TASK OBJECTIVE: Read the lines below and count those that have the word "JSON". Respond with the number only.

WORKING DATA:
=======

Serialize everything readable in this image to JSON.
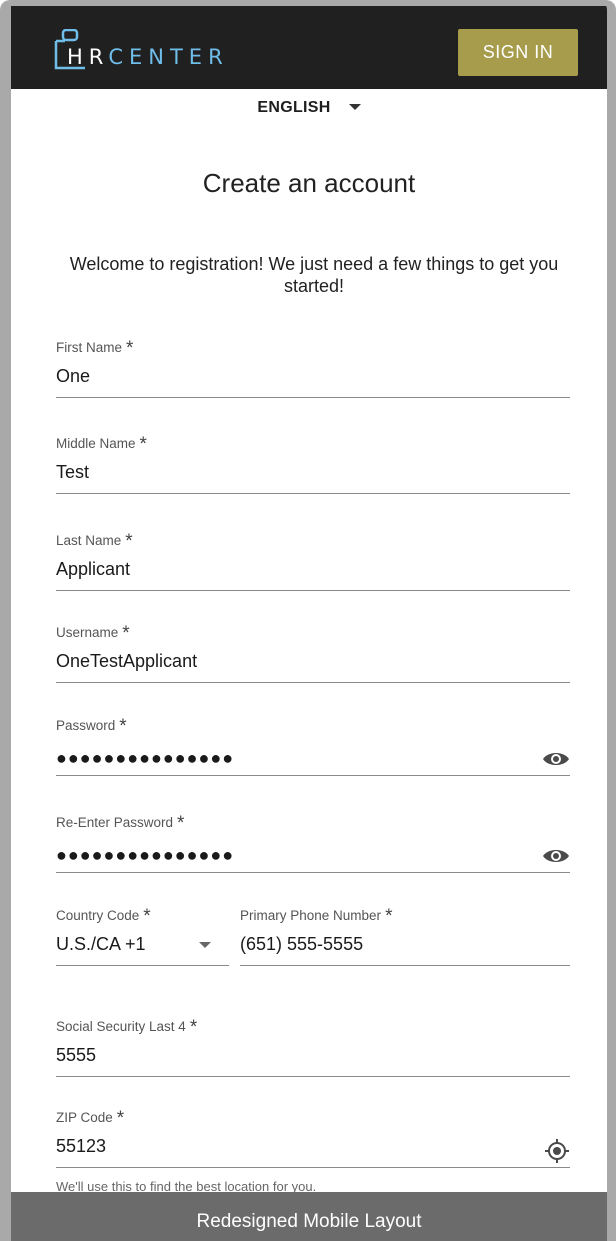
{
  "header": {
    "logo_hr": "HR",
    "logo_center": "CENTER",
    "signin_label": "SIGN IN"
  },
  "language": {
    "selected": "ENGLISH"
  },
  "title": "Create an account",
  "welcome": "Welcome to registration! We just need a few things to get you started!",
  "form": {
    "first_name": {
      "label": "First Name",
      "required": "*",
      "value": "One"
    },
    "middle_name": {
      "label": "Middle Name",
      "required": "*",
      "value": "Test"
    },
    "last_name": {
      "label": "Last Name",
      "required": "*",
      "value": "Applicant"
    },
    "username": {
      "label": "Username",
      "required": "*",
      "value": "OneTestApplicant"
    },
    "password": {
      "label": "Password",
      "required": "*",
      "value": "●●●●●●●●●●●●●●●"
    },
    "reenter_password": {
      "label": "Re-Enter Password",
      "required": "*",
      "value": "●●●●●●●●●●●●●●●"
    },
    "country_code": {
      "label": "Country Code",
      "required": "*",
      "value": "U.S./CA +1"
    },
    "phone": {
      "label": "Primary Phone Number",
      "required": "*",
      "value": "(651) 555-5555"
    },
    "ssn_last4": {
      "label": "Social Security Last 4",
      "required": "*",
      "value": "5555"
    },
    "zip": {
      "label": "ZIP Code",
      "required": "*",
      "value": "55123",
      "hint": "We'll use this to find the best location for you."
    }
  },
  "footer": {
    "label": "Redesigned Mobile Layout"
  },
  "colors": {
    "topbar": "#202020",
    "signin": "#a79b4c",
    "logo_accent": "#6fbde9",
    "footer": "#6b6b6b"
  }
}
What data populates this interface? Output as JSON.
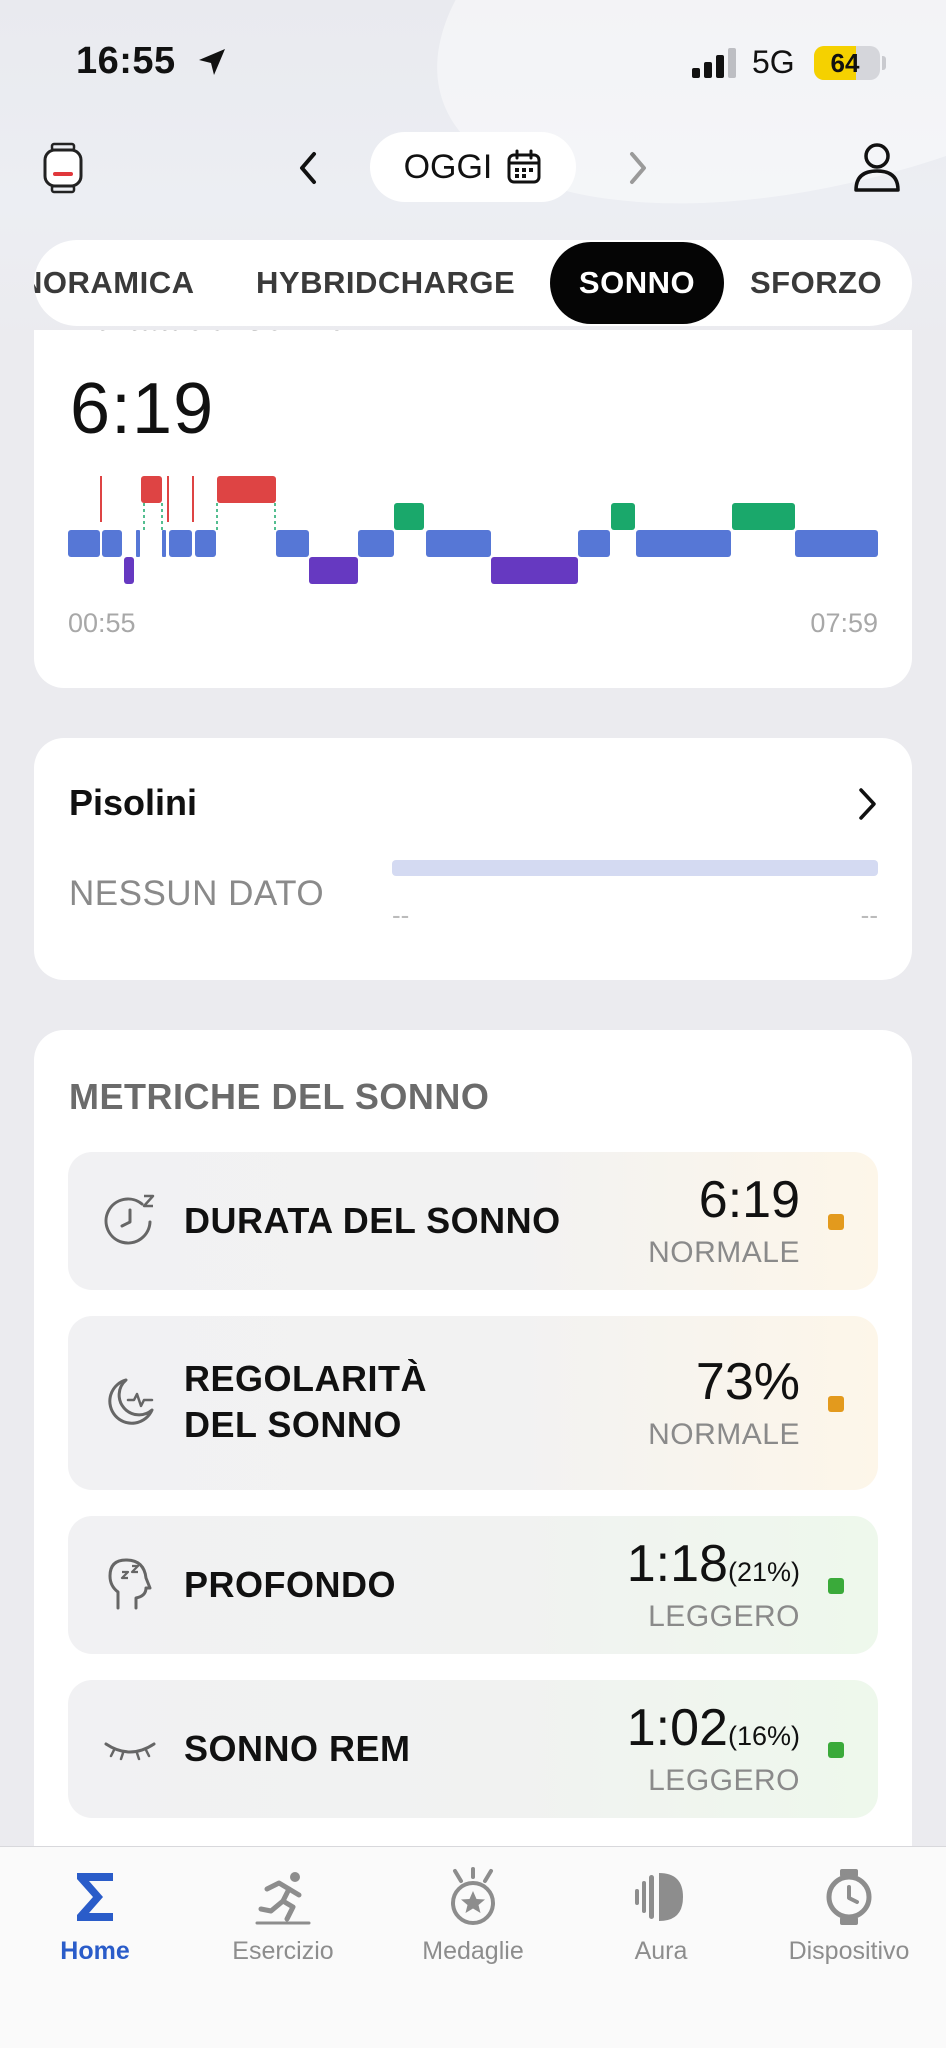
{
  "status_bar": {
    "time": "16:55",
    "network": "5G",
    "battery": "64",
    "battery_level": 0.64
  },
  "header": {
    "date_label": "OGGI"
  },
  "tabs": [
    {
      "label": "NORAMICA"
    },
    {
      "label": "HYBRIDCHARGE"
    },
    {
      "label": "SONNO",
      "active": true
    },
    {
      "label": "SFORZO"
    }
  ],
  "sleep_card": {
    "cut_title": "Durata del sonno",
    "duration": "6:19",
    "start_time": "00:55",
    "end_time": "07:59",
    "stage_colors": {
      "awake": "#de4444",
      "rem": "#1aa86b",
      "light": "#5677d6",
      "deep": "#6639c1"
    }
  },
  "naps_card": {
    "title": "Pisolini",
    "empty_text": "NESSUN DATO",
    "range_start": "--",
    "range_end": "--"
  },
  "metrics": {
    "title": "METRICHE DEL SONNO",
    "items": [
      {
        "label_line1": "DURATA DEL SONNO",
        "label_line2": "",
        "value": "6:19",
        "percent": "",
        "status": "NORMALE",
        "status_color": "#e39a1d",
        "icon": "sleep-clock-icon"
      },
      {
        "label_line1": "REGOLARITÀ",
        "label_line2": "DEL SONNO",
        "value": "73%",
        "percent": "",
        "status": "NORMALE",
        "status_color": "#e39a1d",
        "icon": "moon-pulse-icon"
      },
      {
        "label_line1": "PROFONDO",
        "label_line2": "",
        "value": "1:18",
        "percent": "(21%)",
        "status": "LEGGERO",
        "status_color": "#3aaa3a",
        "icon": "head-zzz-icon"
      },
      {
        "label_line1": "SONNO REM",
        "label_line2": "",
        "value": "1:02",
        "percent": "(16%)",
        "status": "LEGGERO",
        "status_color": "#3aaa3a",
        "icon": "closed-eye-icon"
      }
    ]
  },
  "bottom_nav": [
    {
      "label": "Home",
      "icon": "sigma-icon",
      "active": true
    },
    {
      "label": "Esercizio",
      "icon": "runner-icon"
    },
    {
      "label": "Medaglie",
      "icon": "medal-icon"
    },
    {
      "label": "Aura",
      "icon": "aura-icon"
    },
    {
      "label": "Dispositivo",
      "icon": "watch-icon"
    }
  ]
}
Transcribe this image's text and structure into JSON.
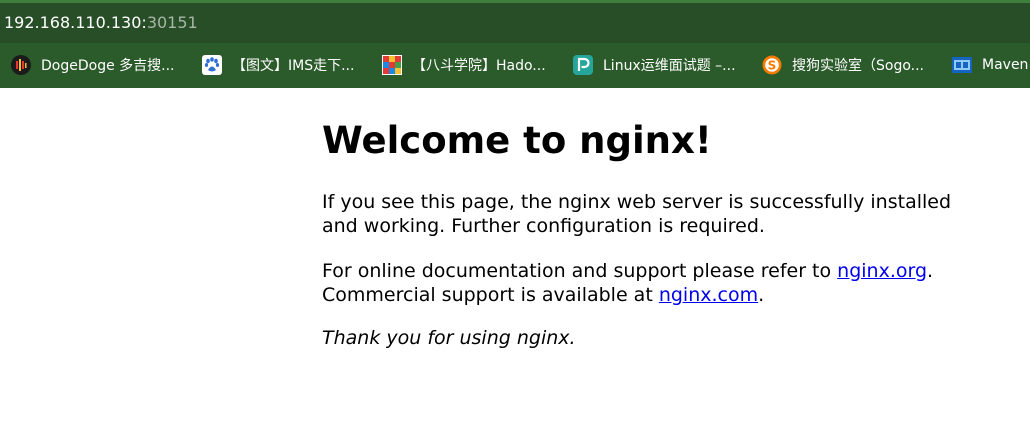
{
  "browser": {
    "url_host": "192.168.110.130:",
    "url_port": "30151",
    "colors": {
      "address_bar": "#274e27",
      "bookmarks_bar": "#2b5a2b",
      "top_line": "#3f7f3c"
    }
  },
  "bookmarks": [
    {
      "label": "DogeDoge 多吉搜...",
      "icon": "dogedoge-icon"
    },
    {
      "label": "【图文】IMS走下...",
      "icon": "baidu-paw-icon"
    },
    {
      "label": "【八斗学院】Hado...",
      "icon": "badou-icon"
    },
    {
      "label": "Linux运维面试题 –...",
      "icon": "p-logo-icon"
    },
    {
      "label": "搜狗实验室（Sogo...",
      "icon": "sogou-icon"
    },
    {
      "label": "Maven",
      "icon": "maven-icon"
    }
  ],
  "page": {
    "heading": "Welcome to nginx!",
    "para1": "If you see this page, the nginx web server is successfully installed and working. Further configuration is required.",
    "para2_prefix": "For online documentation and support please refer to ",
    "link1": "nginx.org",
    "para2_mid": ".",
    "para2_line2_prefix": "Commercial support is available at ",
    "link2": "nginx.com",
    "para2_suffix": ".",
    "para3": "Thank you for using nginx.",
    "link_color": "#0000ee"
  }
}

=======

SOLUTION BELOW: 3